= Exercise data =
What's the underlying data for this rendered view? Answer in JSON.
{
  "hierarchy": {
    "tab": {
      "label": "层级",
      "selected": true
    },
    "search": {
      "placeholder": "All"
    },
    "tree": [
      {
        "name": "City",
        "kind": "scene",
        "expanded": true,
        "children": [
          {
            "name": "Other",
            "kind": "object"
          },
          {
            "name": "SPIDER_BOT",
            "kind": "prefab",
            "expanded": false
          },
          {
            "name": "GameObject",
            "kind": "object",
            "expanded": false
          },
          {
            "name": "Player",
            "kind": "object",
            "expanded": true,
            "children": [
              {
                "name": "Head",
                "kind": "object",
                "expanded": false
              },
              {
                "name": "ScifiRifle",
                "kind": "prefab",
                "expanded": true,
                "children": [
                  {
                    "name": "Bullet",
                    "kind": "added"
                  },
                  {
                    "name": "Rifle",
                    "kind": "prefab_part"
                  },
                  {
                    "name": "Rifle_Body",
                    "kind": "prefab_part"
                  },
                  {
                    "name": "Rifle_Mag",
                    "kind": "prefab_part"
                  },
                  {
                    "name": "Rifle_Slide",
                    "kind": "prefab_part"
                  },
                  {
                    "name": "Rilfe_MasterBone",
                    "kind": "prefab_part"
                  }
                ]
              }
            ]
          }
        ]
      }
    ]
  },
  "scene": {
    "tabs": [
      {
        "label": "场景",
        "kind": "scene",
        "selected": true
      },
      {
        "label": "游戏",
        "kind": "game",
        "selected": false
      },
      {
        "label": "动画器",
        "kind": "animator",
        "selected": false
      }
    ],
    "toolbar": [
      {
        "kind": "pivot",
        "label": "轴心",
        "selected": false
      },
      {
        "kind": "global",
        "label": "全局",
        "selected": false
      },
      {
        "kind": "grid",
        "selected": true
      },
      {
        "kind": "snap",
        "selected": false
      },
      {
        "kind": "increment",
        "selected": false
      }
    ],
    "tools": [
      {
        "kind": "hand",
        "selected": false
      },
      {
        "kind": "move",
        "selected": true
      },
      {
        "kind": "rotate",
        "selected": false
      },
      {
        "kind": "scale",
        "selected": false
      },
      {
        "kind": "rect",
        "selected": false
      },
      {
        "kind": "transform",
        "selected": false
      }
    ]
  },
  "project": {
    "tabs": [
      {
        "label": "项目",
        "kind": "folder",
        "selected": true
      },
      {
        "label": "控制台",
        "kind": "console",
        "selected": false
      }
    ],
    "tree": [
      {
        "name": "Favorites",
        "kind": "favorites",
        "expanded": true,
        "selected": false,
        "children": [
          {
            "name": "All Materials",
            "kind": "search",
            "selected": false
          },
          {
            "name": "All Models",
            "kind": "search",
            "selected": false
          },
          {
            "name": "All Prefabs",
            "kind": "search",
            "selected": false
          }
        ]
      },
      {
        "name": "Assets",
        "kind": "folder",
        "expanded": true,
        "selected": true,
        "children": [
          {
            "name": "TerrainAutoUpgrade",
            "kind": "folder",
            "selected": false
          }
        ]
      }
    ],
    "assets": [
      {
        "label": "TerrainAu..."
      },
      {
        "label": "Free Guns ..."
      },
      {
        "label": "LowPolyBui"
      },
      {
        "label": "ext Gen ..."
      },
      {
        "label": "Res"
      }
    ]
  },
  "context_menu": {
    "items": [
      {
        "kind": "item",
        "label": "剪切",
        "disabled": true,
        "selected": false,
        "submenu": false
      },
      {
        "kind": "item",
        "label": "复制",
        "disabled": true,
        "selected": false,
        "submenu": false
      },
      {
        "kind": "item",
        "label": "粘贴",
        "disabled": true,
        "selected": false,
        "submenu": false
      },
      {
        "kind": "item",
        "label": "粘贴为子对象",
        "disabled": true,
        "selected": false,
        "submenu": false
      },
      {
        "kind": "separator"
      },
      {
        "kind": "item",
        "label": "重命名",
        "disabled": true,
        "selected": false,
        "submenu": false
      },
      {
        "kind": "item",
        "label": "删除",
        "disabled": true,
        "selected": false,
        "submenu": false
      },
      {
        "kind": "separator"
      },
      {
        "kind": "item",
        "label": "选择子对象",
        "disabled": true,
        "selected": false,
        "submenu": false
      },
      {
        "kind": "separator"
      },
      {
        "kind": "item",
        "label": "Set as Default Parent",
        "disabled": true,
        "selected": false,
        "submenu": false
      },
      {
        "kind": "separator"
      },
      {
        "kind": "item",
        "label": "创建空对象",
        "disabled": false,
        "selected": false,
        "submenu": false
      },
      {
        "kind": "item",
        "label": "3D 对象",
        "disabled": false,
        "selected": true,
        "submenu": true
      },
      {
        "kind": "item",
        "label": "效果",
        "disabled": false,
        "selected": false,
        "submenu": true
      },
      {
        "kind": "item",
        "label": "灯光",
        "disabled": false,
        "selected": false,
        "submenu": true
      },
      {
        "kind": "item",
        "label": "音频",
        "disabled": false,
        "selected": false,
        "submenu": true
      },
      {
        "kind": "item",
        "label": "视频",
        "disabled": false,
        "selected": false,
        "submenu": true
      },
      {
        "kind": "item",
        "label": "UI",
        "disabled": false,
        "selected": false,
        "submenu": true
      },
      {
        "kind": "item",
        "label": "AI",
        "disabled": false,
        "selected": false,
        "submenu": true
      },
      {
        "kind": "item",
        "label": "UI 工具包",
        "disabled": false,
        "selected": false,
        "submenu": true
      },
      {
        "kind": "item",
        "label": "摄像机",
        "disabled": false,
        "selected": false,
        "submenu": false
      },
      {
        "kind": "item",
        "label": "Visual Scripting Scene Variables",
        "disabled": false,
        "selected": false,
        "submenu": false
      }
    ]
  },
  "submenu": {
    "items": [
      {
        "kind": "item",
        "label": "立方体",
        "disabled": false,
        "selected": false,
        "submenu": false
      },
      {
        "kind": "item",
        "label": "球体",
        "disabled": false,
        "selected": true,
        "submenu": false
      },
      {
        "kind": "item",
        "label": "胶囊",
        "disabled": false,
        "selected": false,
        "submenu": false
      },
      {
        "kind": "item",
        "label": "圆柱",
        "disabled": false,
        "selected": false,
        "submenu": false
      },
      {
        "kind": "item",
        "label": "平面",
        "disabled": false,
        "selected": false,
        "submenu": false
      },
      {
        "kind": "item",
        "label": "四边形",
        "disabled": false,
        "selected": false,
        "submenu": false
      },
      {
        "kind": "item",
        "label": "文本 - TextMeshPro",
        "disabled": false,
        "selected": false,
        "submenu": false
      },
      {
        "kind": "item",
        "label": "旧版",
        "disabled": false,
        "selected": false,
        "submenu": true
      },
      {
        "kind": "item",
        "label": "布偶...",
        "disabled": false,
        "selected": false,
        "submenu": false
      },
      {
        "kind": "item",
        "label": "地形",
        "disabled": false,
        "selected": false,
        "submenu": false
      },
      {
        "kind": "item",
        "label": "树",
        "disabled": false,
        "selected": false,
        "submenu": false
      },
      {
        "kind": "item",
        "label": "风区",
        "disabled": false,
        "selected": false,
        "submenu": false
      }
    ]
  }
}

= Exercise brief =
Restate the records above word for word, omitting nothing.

= Exercise output =
What's the underlying data for this rendered view? Answer in JSON.
{
  "hierarchy": {
    "tab": {
      "label": "层级",
      "selected": true
    },
    "search": {
      "placeholder": "All"
    },
    "tree": [
      {
        "name": "City",
        "kind": "scene",
        "expanded": true,
        "children": [
          {
            "name": "Other",
            "kind": "object"
          },
          {
            "name": "SPIDER_BOT",
            "kind": "prefab",
            "expanded": false
          },
          {
            "name": "GameObject",
            "kind": "object",
            "expanded": false
          },
          {
            "name": "Player",
            "kind": "object",
            "expanded": true,
            "children": [
              {
                "name": "Head",
                "kind": "object",
                "expanded": false
              },
              {
                "name": "ScifiRifle",
                "kind": "prefab",
                "expanded": true,
                "children": [
                  {
                    "name": "Bullet",
                    "kind": "added"
                  },
                  {
                    "name": "Rifle",
                    "kind": "prefab_part"
                  },
                  {
                    "name": "Rifle_Body",
                    "kind": "prefab_part"
                  },
                  {
                    "name": "Rifle_Mag",
                    "kind": "prefab_part"
                  },
                  {
                    "name": "Rifle_Slide",
                    "kind": "prefab_part"
                  },
                  {
                    "name": "Rilfe_MasterBone",
                    "kind": "prefab_part"
                  }
                ]
              }
            ]
          }
        ]
      }
    ]
  },
  "scene": {
    "tabs": [
      {
        "label": "场景",
        "kind": "scene",
        "selected": true
      },
      {
        "label": "游戏",
        "kind": "game",
        "selected": false
      },
      {
        "label": "动画器",
        "kind": "animator",
        "selected": false
      }
    ],
    "toolbar": [
      {
        "kind": "pivot",
        "label": "轴心",
        "selected": false
      },
      {
        "kind": "global",
        "label": "全局",
        "selected": false
      },
      {
        "kind": "grid",
        "selected": true
      },
      {
        "kind": "snap",
        "selected": false
      },
      {
        "kind": "increment",
        "selected": false
      }
    ],
    "tools": [
      {
        "kind": "hand",
        "selected": false
      },
      {
        "kind": "move",
        "selected": true
      },
      {
        "kind": "rotate",
        "selected": false
      },
      {
        "kind": "scale",
        "selected": false
      },
      {
        "kind": "rect",
        "selected": false
      },
      {
        "kind": "transform",
        "selected": false
      }
    ]
  },
  "project": {
    "tabs": [
      {
        "label": "项目",
        "kind": "folder",
        "selected": true
      },
      {
        "label": "控制台",
        "kind": "console",
        "selected": false
      }
    ],
    "tree": [
      {
        "name": "Favorites",
        "kind": "favorites",
        "expanded": true,
        "selected": false,
        "children": [
          {
            "name": "All Materials",
            "kind": "search",
            "selected": false
          },
          {
            "name": "All Models",
            "kind": "search",
            "selected": false
          },
          {
            "name": "All Prefabs",
            "kind": "search",
            "selected": false
          }
        ]
      },
      {
        "name": "Assets",
        "kind": "folder",
        "expanded": true,
        "selected": true,
        "children": [
          {
            "name": "TerrainAutoUpgrade",
            "kind": "folder",
            "selected": false
          }
        ]
      }
    ],
    "assets": [
      {
        "label": "TerrainAu..."
      },
      {
        "label": "Free Guns ..."
      },
      {
        "label": "LowPolyBui"
      },
      {
        "label": "ext Gen ..."
      },
      {
        "label": "Res"
      }
    ]
  },
  "context_menu": {
    "items": [
      {
        "kind": "item",
        "label": "剪切",
        "disabled": true,
        "selected": false,
        "submenu": false
      },
      {
        "kind": "item",
        "label": "复制",
        "disabled": true,
        "selected": false,
        "submenu": false
      },
      {
        "kind": "item",
        "label": "粘贴",
        "disabled": true,
        "selected": false,
        "submenu": false
      },
      {
        "kind": "item",
        "label": "粘贴为子对象",
        "disabled": true,
        "selected": false,
        "submenu": false
      },
      {
        "kind": "separator"
      },
      {
        "kind": "item",
        "label": "重命名",
        "disabled": true,
        "selected": false,
        "submenu": false
      },
      {
        "kind": "item",
        "label": "删除",
        "disabled": true,
        "selected": false,
        "submenu": false
      },
      {
        "kind": "separator"
      },
      {
        "kind": "item",
        "label": "选择子对象",
        "disabled": true,
        "selected": false,
        "submenu": false
      },
      {
        "kind": "separator"
      },
      {
        "kind": "item",
        "label": "Set as Default Parent",
        "disabled": true,
        "selected": false,
        "submenu": false
      },
      {
        "kind": "separator"
      },
      {
        "kind": "item",
        "label": "创建空对象",
        "disabled": false,
        "selected": false,
        "submenu": false
      },
      {
        "kind": "item",
        "label": "3D 对象",
        "disabled": false,
        "selected": true,
        "submenu": true
      },
      {
        "kind": "item",
        "label": "效果",
        "disabled": false,
        "selected": false,
        "submenu": true
      },
      {
        "kind": "item",
        "label": "灯光",
        "disabled": false,
        "selected": false,
        "submenu": true
      },
      {
        "kind": "item",
        "label": "音频",
        "disabled": false,
        "selected": false,
        "submenu": true
      },
      {
        "kind": "item",
        "label": "视频",
        "disabled": false,
        "selected": false,
        "submenu": true
      },
      {
        "kind": "item",
        "label": "UI",
        "disabled": false,
        "selected": false,
        "submenu": true
      },
      {
        "kind": "item",
        "label": "AI",
        "disabled": false,
        "selected": false,
        "submenu": true
      },
      {
        "kind": "item",
        "label": "UI 工具包",
        "disabled": false,
        "selected": false,
        "submenu": true
      },
      {
        "kind": "item",
        "label": "摄像机",
        "disabled": false,
        "selected": false,
        "submenu": false
      },
      {
        "kind": "item",
        "label": "Visual Scripting Scene Variables",
        "disabled": false,
        "selected": false,
        "submenu": false
      }
    ]
  },
  "submenu": {
    "items": [
      {
        "kind": "item",
        "label": "立方体",
        "disabled": false,
        "selected": false,
        "submenu": false
      },
      {
        "kind": "item",
        "label": "球体",
        "disabled": false,
        "selected": true,
        "submenu": false
      },
      {
        "kind": "item",
        "label": "胶囊",
        "disabled": false,
        "selected": false,
        "submenu": false
      },
      {
        "kind": "item",
        "label": "圆柱",
        "disabled": false,
        "selected": false,
        "submenu": false
      },
      {
        "kind": "item",
        "label": "平面",
        "disabled": false,
        "selected": false,
        "submenu": false
      },
      {
        "kind": "item",
        "label": "四边形",
        "disabled": false,
        "selected": false,
        "submenu": false
      },
      {
        "kind": "item",
        "label": "文本 - TextMeshPro",
        "disabled": false,
        "selected": false,
        "submenu": false
      },
      {
        "kind": "item",
        "label": "旧版",
        "disabled": false,
        "selected": false,
        "submenu": true
      },
      {
        "kind": "item",
        "label": "布偶...",
        "disabled": false,
        "selected": false,
        "submenu": false
      },
      {
        "kind": "item",
        "label": "地形",
        "disabled": false,
        "selected": false,
        "submenu": false
      },
      {
        "kind": "item",
        "label": "树",
        "disabled": false,
        "selected": false,
        "submenu": false
      },
      {
        "kind": "item",
        "label": "风区",
        "disabled": false,
        "selected": false,
        "submenu": false
      }
    ]
  }
}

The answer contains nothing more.